I should also mention a couple of plot foreshadows that really do nothing, does Douglas even understand how they are meant to work? Early in the movie one character doesn't want to go out into the dark to fix down the cover of a water tank that is banging away like Linda Lovelace in a feature length porno. One of his reasons is the spiders out there in the dark. And do we get a spider later in the movie, oh hell yeah, a big hairy one. While the scene where our arachnid appears might have an impact on the arachnophobia suffering members of the audience it doesn't do anything for the plot advancement. Was quietly hoping for something slightly more grisly there to be honest. Equally there's some notable long lingering looks at a machete, that does come into play late in the movie, though it's off camera and implied. When you can't even nail down your plot foreshadows correctly then Bubba you really are in trouble.
Final comment on the score and we'll rap. While I dug the Bali enthused influences coming my way at stages, it strangely works, I was less than impressed when the score descended into the sort of thing you hear on the ABC Sunday night during the British murder mysteries, all very prime and proper and parlour room acceptable.
A couple of things I've written down in my viewing notes but didn't get around to covering. There's more creepy crawlies investing one scene of this movie than an arse load of Long Weekends could hope to contain. Jeez there's some crap acting in this movie.
While I've probably painted a picture, and kept between the lines too, of a movie that is a labour to sit through I sort of followed along with Safety In Numbers. For sure it's not the worse movie I've seen this year, and definitely not the worse Aussie outing, retaining a sort of fatalistic how bad can this get aspect, but it's pretty bad. No recommendation kids, I wanted to know how things ended up, we get gipped there too, else I would have switched the movie off and watched some Dora the Explorer instead. One for slasher enthusiasts or those who simply must see every Aussie horror flick ever released. In either case you're a tragic, just like me, but hey someone has to take a bullet for humanity.

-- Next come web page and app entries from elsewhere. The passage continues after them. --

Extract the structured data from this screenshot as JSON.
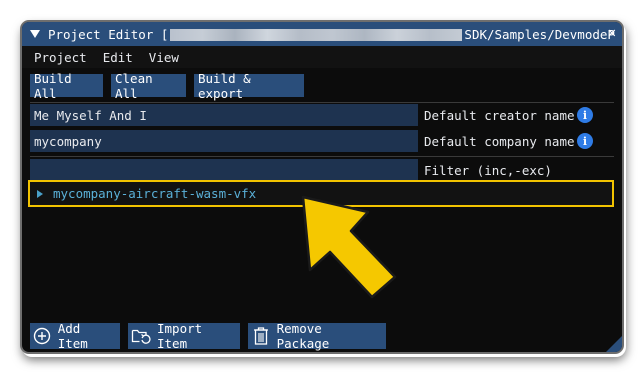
{
  "window": {
    "title_prefix": "Project Editor [",
    "title_suffix": "SDK/Samples/DevmodeP",
    "close_icon": "close-icon"
  },
  "menu": [
    "Project",
    "Edit",
    "View"
  ],
  "toolbar": {
    "build_all": "Build All",
    "clean_all": "Clean All",
    "build_export": "Build & export"
  },
  "fields": {
    "creator_value": "Me Myself And I",
    "creator_label": "Default creator name",
    "company_value": "mycompany",
    "company_label": "Default company name",
    "filter_value": "",
    "filter_label": "Filter (inc,-exc)",
    "info_glyph": "i"
  },
  "tree": {
    "item_label": "mycompany-aircraft-wasm-vfx"
  },
  "bottom": {
    "add_item": "Add Item",
    "import_item": "Import Item",
    "remove_package": "Remove Package"
  },
  "colors": {
    "accent": "#2a4e7b",
    "highlight": "#f2c300",
    "info": "#2f7ce6",
    "tree_text": "#5ab0d8"
  }
}
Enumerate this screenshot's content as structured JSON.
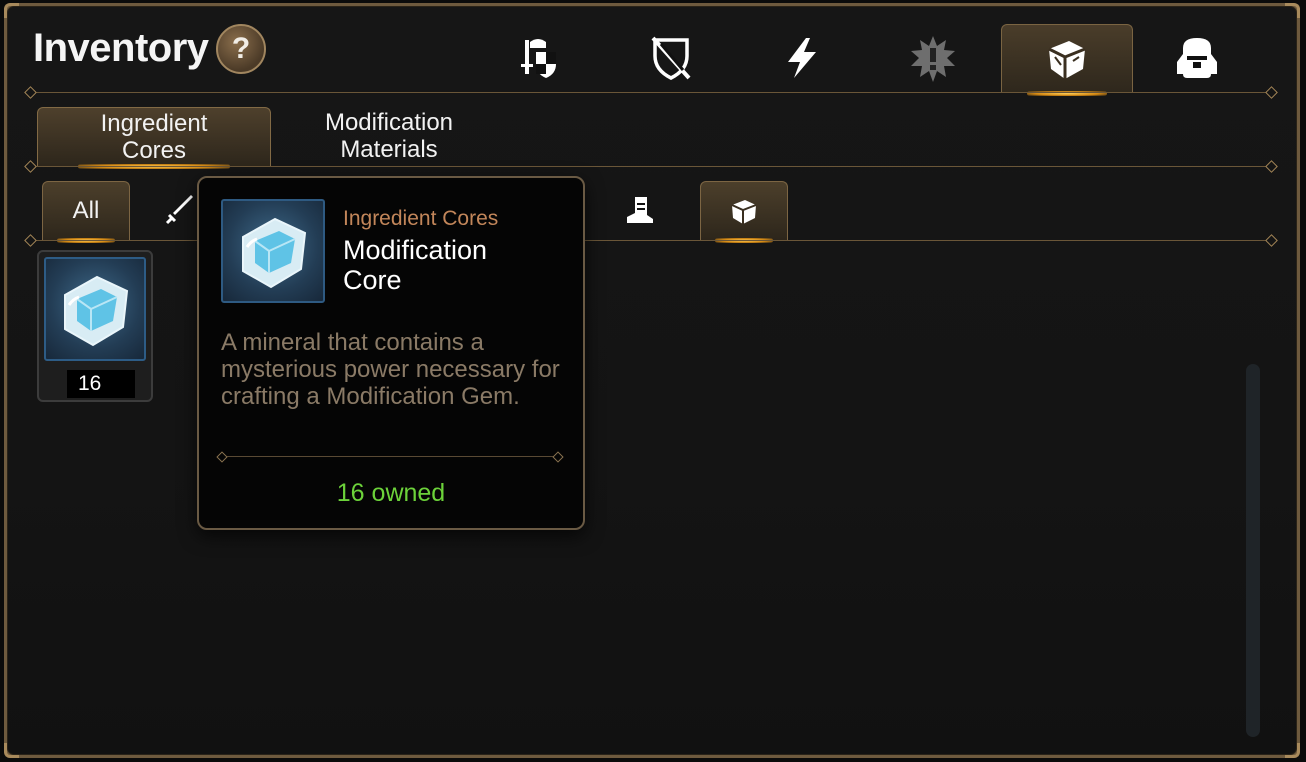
{
  "header": {
    "title": "Inventory",
    "help_label": "?"
  },
  "top_categories": [
    {
      "icon": "knight-shield-icon",
      "active": false
    },
    {
      "icon": "crossed-sword-shield-icon",
      "active": false
    },
    {
      "icon": "lightning-icon",
      "active": false
    },
    {
      "icon": "explosion-icon",
      "active": false
    },
    {
      "icon": "crystal-cube-icon",
      "active": true
    },
    {
      "icon": "backpack-icon",
      "active": false
    }
  ],
  "subtabs": [
    {
      "label_line1": "Ingredient",
      "label_line2": "Cores",
      "active": true
    },
    {
      "label_line1": "Modification",
      "label_line2": "Materials",
      "active": false
    }
  ],
  "filters": [
    {
      "label": "All",
      "active": true
    },
    {
      "icon": "sword-icon",
      "active": false
    },
    {
      "icon": "boot-icon",
      "active": false
    },
    {
      "icon": "core-cube-icon",
      "active": true
    }
  ],
  "items": [
    {
      "name": "Modification Core",
      "quantity": "16"
    }
  ],
  "tooltip": {
    "category": "Ingredient Cores",
    "name": "Modification Core",
    "description": "A mineral that contains a mysterious power necessary for crafting a Modification Gem.",
    "owned_text": "16 owned"
  },
  "colors": {
    "gold_border": "#6e5a3e",
    "category_text": "#c2865a",
    "description_text": "#8a7a66",
    "owned_text": "#6cd23a",
    "glow": "#ffcf5a"
  }
}
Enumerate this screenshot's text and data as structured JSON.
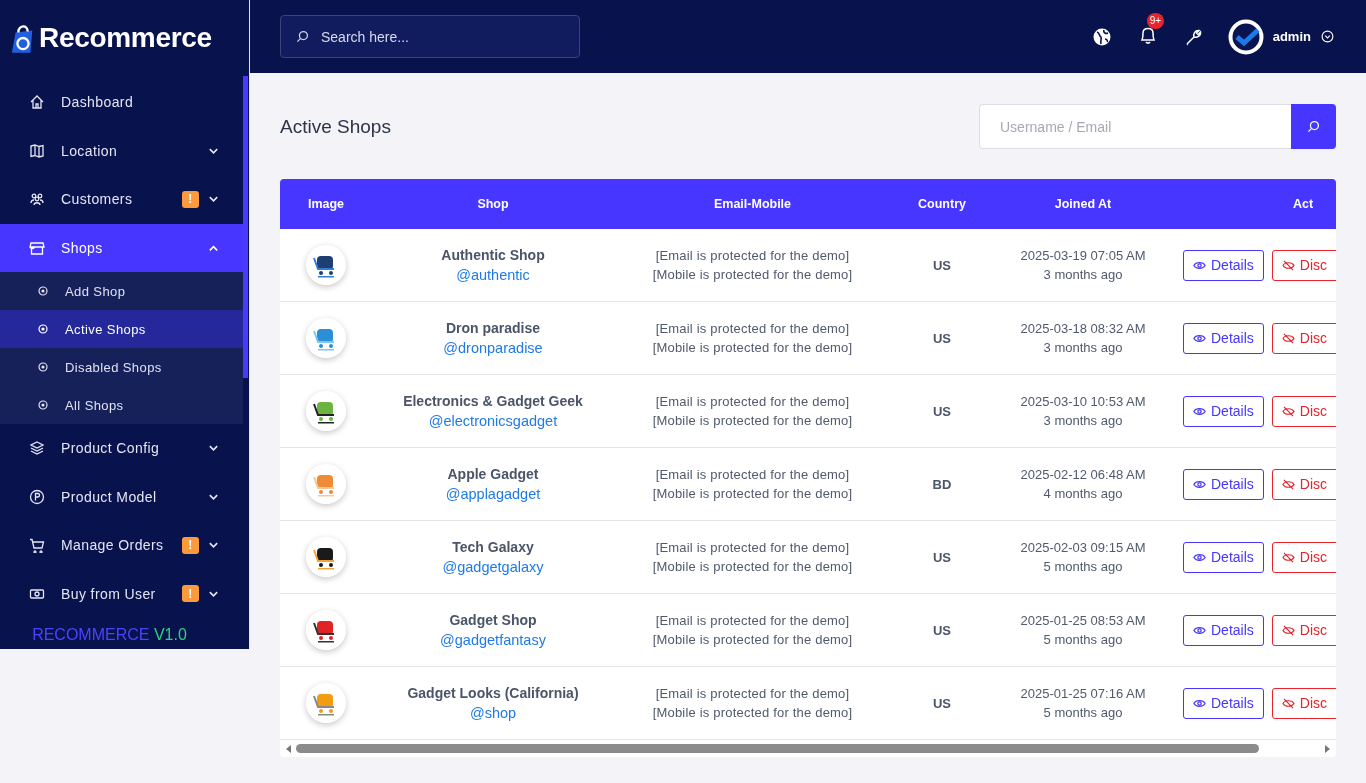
{
  "brand": {
    "name": "Recommerce"
  },
  "search": {
    "placeholder": "Search here..."
  },
  "topbar": {
    "notification_badge": "9+",
    "user": "admin"
  },
  "sidebar": {
    "items": [
      {
        "label": "Dashboard",
        "selected": false
      },
      {
        "label": "Location",
        "selected": false,
        "expanded": false
      },
      {
        "label": "Customers",
        "selected": false,
        "expanded": false,
        "badge": "!"
      },
      {
        "label": "Shops",
        "selected": true,
        "expanded": true,
        "children": [
          {
            "label": "Add Shop",
            "selected": false
          },
          {
            "label": "Active Shops",
            "selected": true
          },
          {
            "label": "Disabled Shops",
            "selected": false
          },
          {
            "label": "All Shops",
            "selected": false
          }
        ]
      },
      {
        "label": "Product Config",
        "selected": false,
        "expanded": false
      },
      {
        "label": "Product Model",
        "selected": false,
        "expanded": false
      },
      {
        "label": "Manage Orders",
        "selected": false,
        "expanded": false,
        "badge": "!"
      },
      {
        "label": "Buy from User",
        "selected": false,
        "expanded": false,
        "badge": "!"
      }
    ],
    "footer": {
      "name": "RECOMMERCE",
      "version": "V1.0"
    }
  },
  "page": {
    "title": "Active Shops",
    "filter": {
      "placeholder": "Username / Email"
    }
  },
  "table": {
    "columns": [
      "Image",
      "Shop",
      "Email-Mobile",
      "Country",
      "Joined At",
      "Act"
    ],
    "rows": [
      {
        "name": "Authentic Shop",
        "handle": "@authentic",
        "email": "[Email is protected for the demo]",
        "mobile": "[Mobile is protected for the demo]",
        "country": "US",
        "date": "2025-03-19 07:05 AM",
        "ago": "3 months ago",
        "actions": [
          "Details",
          "Disc"
        ]
      },
      {
        "name": "Dron paradise",
        "handle": "@dronparadise",
        "email": "[Email is protected for the demo]",
        "mobile": "[Mobile is protected for the demo]",
        "country": "US",
        "date": "2025-03-18 08:32 AM",
        "ago": "3 months ago",
        "actions": [
          "Details",
          "Disc"
        ]
      },
      {
        "name": "Electronics & Gadget Geek",
        "handle": "@electronicsgadget",
        "email": "[Email is protected for the demo]",
        "mobile": "[Mobile is protected for the demo]",
        "country": "US",
        "date": "2025-03-10 10:53 AM",
        "ago": "3 months ago",
        "actions": [
          "Details",
          "Disc"
        ]
      },
      {
        "name": "Apple Gadget",
        "handle": "@applagadget",
        "email": "[Email is protected for the demo]",
        "mobile": "[Mobile is protected for the demo]",
        "country": "BD",
        "date": "2025-02-12 06:48 AM",
        "ago": "4 months ago",
        "actions": [
          "Details",
          "Disc"
        ]
      },
      {
        "name": "Tech Galaxy",
        "handle": "@gadgetgalaxy",
        "email": "[Email is protected for the demo]",
        "mobile": "[Mobile is protected for the demo]",
        "country": "US",
        "date": "2025-02-03 09:15 AM",
        "ago": "5 months ago",
        "actions": [
          "Details",
          "Disc"
        ]
      },
      {
        "name": "Gadget Shop",
        "handle": "@gadgetfantasy",
        "email": "[Email is protected for the demo]",
        "mobile": "[Mobile is protected for the demo]",
        "country": "US",
        "date": "2025-01-25 08:53 AM",
        "ago": "5 months ago",
        "actions": [
          "Details",
          "Disc"
        ]
      },
      {
        "name": "Gadget Looks (California)",
        "handle": "@shop",
        "email": "[Email is protected for the demo]",
        "mobile": "[Mobile is protected for the demo]",
        "country": "US",
        "date": "2025-01-25 07:16 AM",
        "ago": "5 months ago",
        "actions": [
          "Details",
          "Disc"
        ]
      }
    ]
  }
}
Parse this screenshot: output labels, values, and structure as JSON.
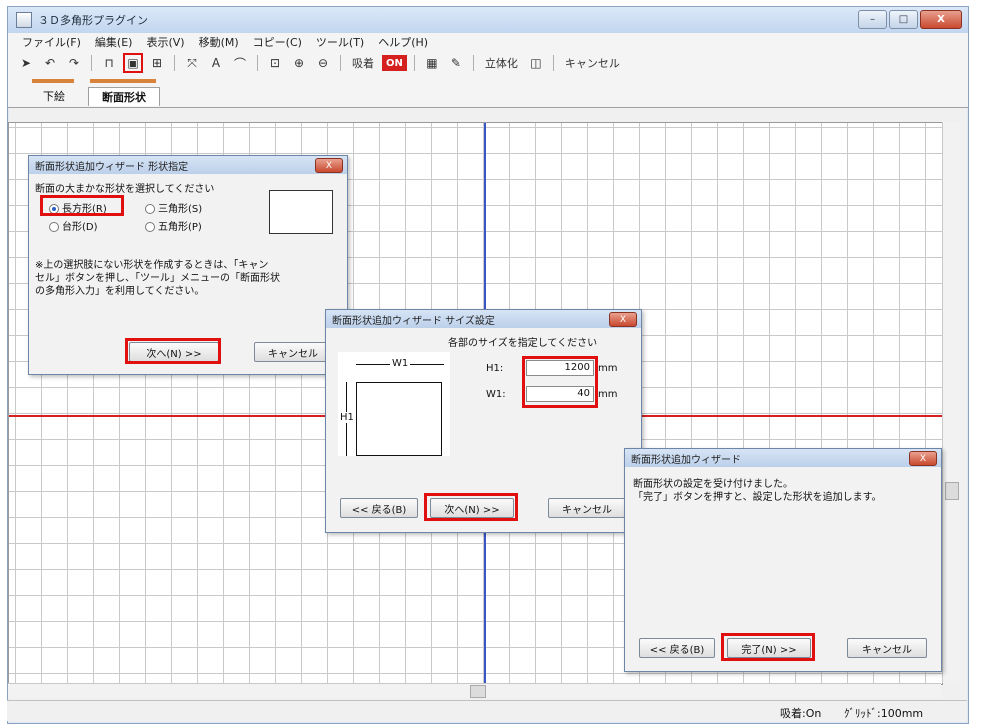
{
  "window": {
    "title": "３Ｄ多角形プラグイン",
    "caption_buttons": {
      "minimize": "–",
      "maximize": "□",
      "close": "X"
    }
  },
  "menu": [
    "ファイル(F)",
    "編集(E)",
    "表示(V)",
    "移動(M)",
    "コピー(C)",
    "ツール(T)",
    "ヘルプ(H)"
  ],
  "toolbar": {
    "text_label": "A",
    "snap_label": "吸着",
    "on_label": "ON",
    "solid_label": "立体化",
    "cancel_label": "キャンセル"
  },
  "tabs": [
    {
      "label": "下絵",
      "active": false
    },
    {
      "label": "断面形状",
      "active": true
    }
  ],
  "dialog_shape": {
    "title": "断面形状追加ウィザード 形状指定",
    "instruction": "断面の大まかな形状を選択してください",
    "options": [
      {
        "label": "長方形(R)",
        "selected": true
      },
      {
        "label": "三角形(S)",
        "selected": false
      },
      {
        "label": "台形(D)",
        "selected": false
      },
      {
        "label": "五角形(P)",
        "selected": false
      }
    ],
    "note_lines": [
      "※上の選択肢にない形状を作成するときは、「キャン",
      "セル」ボタンを押し、「ツール」メニューの「断面形状",
      "の多角形入力」を利用してください。"
    ],
    "next_label": "次へ(N) >>",
    "cancel_label": "キャンセル"
  },
  "dialog_size": {
    "title": "断面形状追加ウィザード サイズ設定",
    "instruction": "各部のサイズを指定してください",
    "w1_diagram": "W1",
    "h1_diagram": "H1",
    "h1_label": "H1:",
    "h1_value": "1200",
    "w1_label": "W1:",
    "w1_value": "40",
    "unit": "mm",
    "back_label": "<< 戻る(B)",
    "next_label": "次へ(N) >>",
    "cancel_label": "キャンセル"
  },
  "dialog_done": {
    "title": "断面形状追加ウィザード",
    "message_lines": [
      "断面形状の設定を受け付けました。",
      "「完了」ボタンを押すと、設定した形状を追加します。"
    ],
    "back_label": "<< 戻る(B)",
    "finish_label": "完了(N) >>",
    "cancel_label": "キャンセル"
  },
  "status": {
    "snap": "吸着:On",
    "grid": "ｸﾞﾘｯﾄﾞ:100mm"
  },
  "colors": {
    "accent_red": "#e01010",
    "axis_blue": "#3a55c8",
    "axis_red": "#d42020",
    "tab_accent": "#d9823a"
  }
}
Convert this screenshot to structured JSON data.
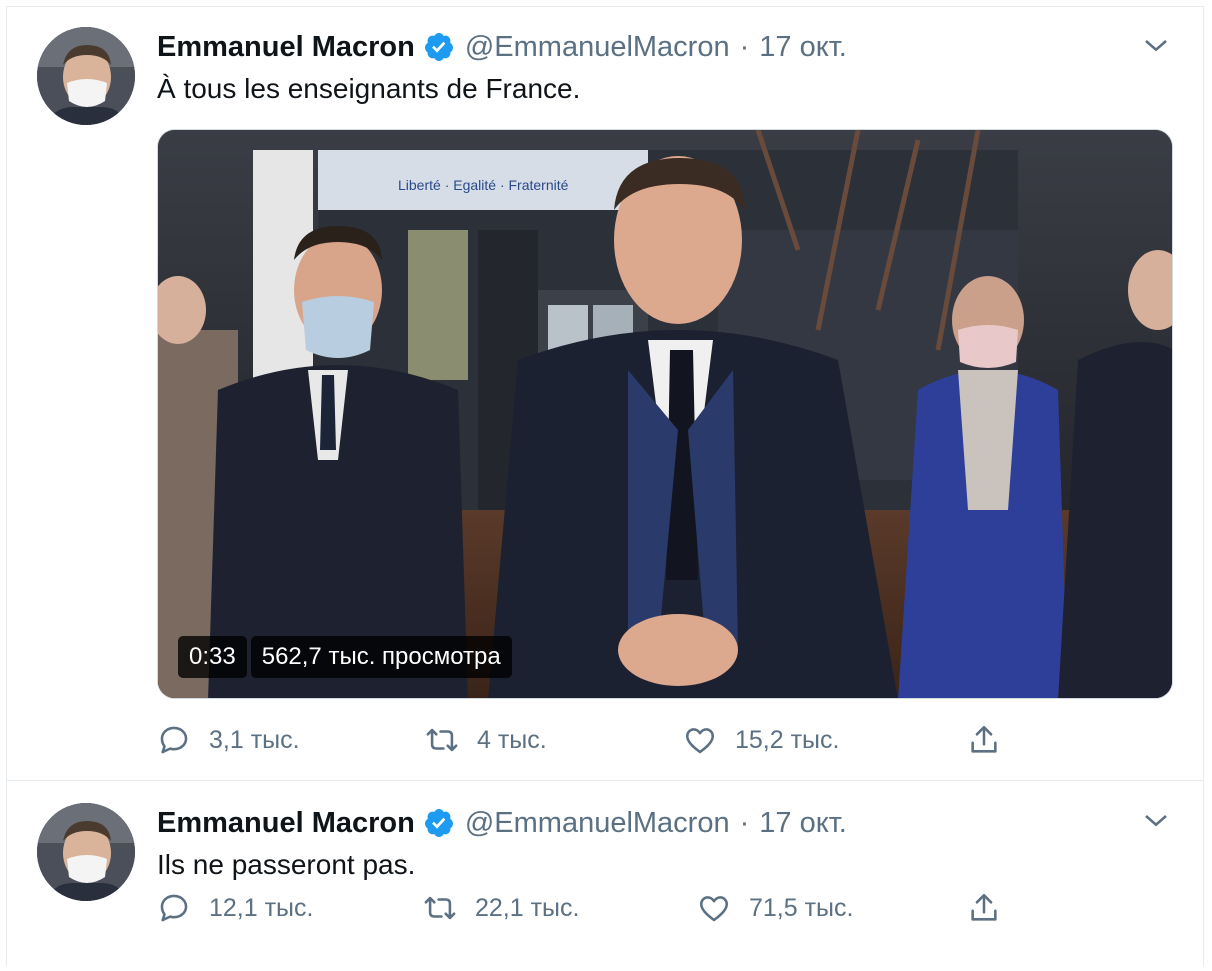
{
  "colors": {
    "verified": "#1d9bf0",
    "muted": "#5b7083",
    "border": "#e6ecf0"
  },
  "tweets": [
    {
      "author": "Emmanuel Macron",
      "handle": "@EmmanuelMacron",
      "separator": "·",
      "date": "17 окт.",
      "text": "À tous les enseignants de France.",
      "video": {
        "duration": "0:33",
        "views": "562,7 тыс. просмотра"
      },
      "actions": {
        "replies": "3,1 тыс.",
        "retweets": "4 тыс.",
        "likes": "15,2 тыс."
      }
    },
    {
      "author": "Emmanuel Macron",
      "handle": "@EmmanuelMacron",
      "separator": "·",
      "date": "17 окт.",
      "text": "Ils ne passeront pas.",
      "actions": {
        "replies": "12,1 тыс.",
        "retweets": "22,1 тыс.",
        "likes": "71,5 тыс."
      }
    }
  ],
  "icons": [
    "verified-badge-icon",
    "chevron-down-icon",
    "reply-icon",
    "retweet-icon",
    "like-icon",
    "share-icon"
  ]
}
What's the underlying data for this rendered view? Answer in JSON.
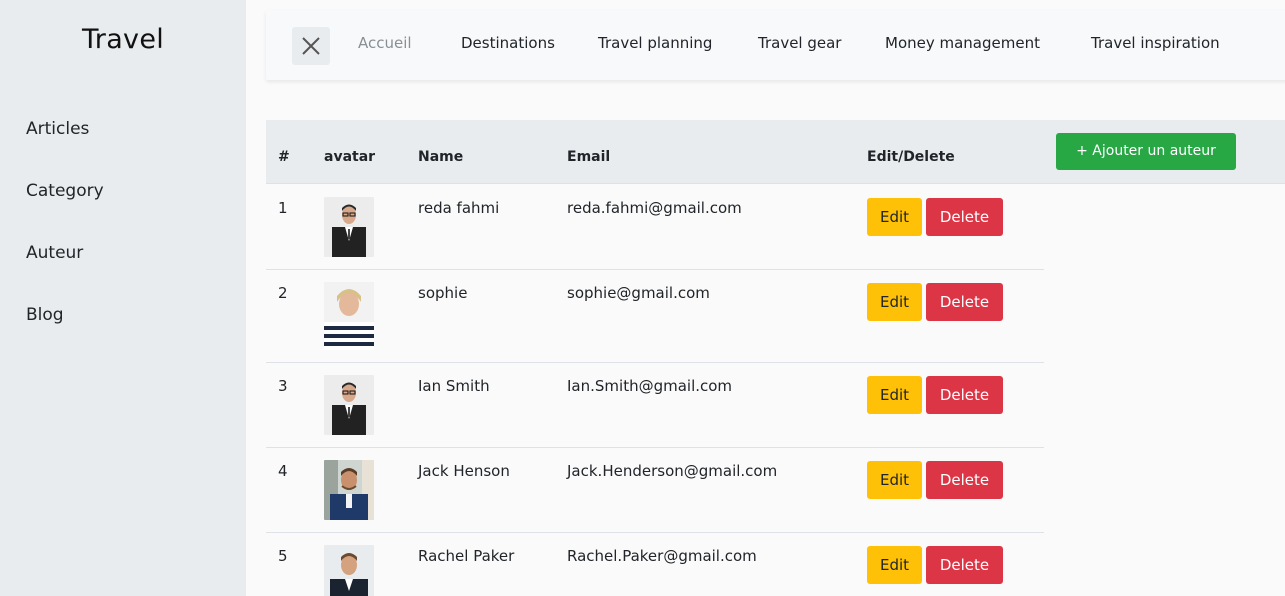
{
  "sidebar": {
    "brand": "Travel",
    "items": [
      {
        "label": "Articles"
      },
      {
        "label": "Category"
      },
      {
        "label": "Auteur"
      },
      {
        "label": "Blog"
      }
    ]
  },
  "topnav": {
    "links": [
      {
        "label": "Accueil"
      },
      {
        "label": "Destinations"
      },
      {
        "label": "Travel planning"
      },
      {
        "label": "Travel gear"
      },
      {
        "label": "Money management"
      },
      {
        "label": "Travel inspiration"
      }
    ]
  },
  "table": {
    "headers": [
      "#",
      "avatar",
      "Name",
      "Email",
      "Edit/Delete"
    ],
    "add_label": "+ Ajouter un auteur",
    "edit_label": "Edit",
    "delete_label": "Delete",
    "rows": [
      {
        "num": "1",
        "name": "reda fahmi",
        "email": "reda.fahmi@gmail.com"
      },
      {
        "num": "2",
        "name": "sophie",
        "email": "sophie@gmail.com"
      },
      {
        "num": "3",
        "name": "Ian Smith",
        "email": "Ian.Smith@gmail.com"
      },
      {
        "num": "4",
        "name": "Jack Henson",
        "email": "Jack.Henderson@gmail.com"
      },
      {
        "num": "5",
        "name": "Rachel Paker",
        "email": "Rachel.Paker@gmail.com"
      }
    ]
  },
  "colors": {
    "success": "#28a745",
    "warning": "#ffc107",
    "danger": "#dc3545",
    "sidebar_bg": "#e9ecef"
  }
}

Okay if you really must hunt this one out then your best bet is amazon.com, considering the mentions we make of that site we should demand some advertising coin. There doesn't appear to be a region four release, but the region one comes with some features that I didn't check out, so value or something for money right there. I should also point out that the cover is pretty cool, loved the reflections in the knife that never plays a part in the movie. If you see this as a rental and are pretty dirty on yourself, then score!